[Recorded information Boundary: Start]

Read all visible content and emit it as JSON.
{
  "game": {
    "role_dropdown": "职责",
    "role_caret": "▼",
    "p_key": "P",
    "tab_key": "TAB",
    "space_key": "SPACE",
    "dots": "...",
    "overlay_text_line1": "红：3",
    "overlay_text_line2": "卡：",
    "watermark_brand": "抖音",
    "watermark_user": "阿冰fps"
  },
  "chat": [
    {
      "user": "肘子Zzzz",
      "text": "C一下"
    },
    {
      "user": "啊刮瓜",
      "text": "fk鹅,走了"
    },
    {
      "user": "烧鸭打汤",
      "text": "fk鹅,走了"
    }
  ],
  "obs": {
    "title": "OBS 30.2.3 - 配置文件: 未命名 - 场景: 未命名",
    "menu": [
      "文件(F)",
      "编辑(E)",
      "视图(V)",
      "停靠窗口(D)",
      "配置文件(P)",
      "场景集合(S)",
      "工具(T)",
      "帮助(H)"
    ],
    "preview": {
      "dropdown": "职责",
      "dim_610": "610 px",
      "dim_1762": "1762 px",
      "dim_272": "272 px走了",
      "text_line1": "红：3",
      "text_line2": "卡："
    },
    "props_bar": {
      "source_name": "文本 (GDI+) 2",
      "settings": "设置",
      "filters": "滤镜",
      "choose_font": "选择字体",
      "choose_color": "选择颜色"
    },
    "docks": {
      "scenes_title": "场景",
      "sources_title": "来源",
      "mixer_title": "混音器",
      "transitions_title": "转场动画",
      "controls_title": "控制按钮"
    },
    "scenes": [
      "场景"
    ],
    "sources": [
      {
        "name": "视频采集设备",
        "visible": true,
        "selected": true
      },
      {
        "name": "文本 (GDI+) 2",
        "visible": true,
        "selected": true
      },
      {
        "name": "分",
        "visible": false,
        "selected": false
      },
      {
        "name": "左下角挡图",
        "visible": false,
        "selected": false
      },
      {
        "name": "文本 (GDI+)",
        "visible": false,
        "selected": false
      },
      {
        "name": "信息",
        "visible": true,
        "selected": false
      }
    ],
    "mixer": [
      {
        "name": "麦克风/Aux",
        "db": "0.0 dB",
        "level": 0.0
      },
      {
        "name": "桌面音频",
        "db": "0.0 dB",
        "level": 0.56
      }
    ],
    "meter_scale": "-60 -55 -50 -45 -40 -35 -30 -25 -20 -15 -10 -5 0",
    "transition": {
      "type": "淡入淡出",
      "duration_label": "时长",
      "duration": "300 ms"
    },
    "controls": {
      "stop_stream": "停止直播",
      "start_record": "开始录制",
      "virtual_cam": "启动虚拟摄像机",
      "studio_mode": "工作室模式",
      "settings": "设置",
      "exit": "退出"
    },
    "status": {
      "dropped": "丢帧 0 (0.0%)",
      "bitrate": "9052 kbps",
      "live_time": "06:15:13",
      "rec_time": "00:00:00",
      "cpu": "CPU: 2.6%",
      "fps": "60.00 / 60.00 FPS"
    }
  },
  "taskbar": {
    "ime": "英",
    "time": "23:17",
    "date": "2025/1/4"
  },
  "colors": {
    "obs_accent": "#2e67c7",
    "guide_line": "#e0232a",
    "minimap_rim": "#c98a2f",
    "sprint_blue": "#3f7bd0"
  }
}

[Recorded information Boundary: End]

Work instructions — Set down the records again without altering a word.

Response area —
Read all visible content and emit it as JSON.
{
  "game": {
    "role_dropdown": "职责",
    "role_caret": "▼",
    "p_key": "P",
    "tab_key": "TAB",
    "space_key": "SPACE",
    "dots": "...",
    "overlay_text_line1": "红：3",
    "overlay_text_line2": "卡：",
    "watermark_brand": "抖音",
    "watermark_user": "阿冰fps"
  },
  "chat": [
    {
      "user": "肘子Zzzz",
      "text": "C一下"
    },
    {
      "user": "啊刮瓜",
      "text": "fk鹅,走了"
    },
    {
      "user": "烧鸭打汤",
      "text": "fk鹅,走了"
    }
  ],
  "obs": {
    "title": "OBS 30.2.3 - 配置文件: 未命名 - 场景: 未命名",
    "menu": [
      "文件(F)",
      "编辑(E)",
      "视图(V)",
      "停靠窗口(D)",
      "配置文件(P)",
      "场景集合(S)",
      "工具(T)",
      "帮助(H)"
    ],
    "preview": {
      "dropdown": "职责",
      "dim_610": "610 px",
      "dim_1762": "1762 px",
      "dim_272": "272 px走了",
      "text_line1": "红：3",
      "text_line2": "卡："
    },
    "props_bar": {
      "source_name": "文本 (GDI+) 2",
      "settings": "设置",
      "filters": "滤镜",
      "choose_font": "选择字体",
      "choose_color": "选择颜色"
    },
    "docks": {
      "scenes_title": "场景",
      "sources_title": "来源",
      "mixer_title": "混音器",
      "transitions_title": "转场动画",
      "controls_title": "控制按钮"
    },
    "scenes": [
      "场景"
    ],
    "sources": [
      {
        "name": "视频采集设备",
        "visible": true,
        "selected": true
      },
      {
        "name": "文本 (GDI+) 2",
        "visible": true,
        "selected": true
      },
      {
        "name": "分",
        "visible": false,
        "selected": false
      },
      {
        "name": "左下角挡图",
        "visible": false,
        "selected": false
      },
      {
        "name": "文本 (GDI+)",
        "visible": false,
        "selected": false
      },
      {
        "name": "信息",
        "visible": true,
        "selected": false
      }
    ],
    "mixer": [
      {
        "name": "麦克风/Aux",
        "db": "0.0 dB",
        "level": 0.0
      },
      {
        "name": "桌面音频",
        "db": "0.0 dB",
        "level": 0.56
      }
    ],
    "meter_scale": "-60 -55 -50 -45 -40 -35 -30 -25 -20 -15 -10 -5 0",
    "transition": {
      "type": "淡入淡出",
      "duration_label": "时长",
      "duration": "300 ms"
    },
    "controls": {
      "stop_stream": "停止直播",
      "start_record": "开始录制",
      "virtual_cam": "启动虚拟摄像机",
      "studio_mode": "工作室模式",
      "settings": "设置",
      "exit": "退出"
    },
    "status": {
      "dropped": "丢帧 0 (0.0%)",
      "bitrate": "9052 kbps",
      "live_time": "06:15:13",
      "rec_time": "00:00:00",
      "cpu": "CPU: 2.6%",
      "fps": "60.00 / 60.00 FPS"
    }
  },
  "taskbar": {
    "ime": "英",
    "time": "23:17",
    "date": "2025/1/4"
  },
  "colors": {
    "obs_accent": "#2e67c7",
    "guide_line": "#e0232a",
    "minimap_rim": "#c98a2f",
    "sprint_blue": "#3f7bd0"
  }
}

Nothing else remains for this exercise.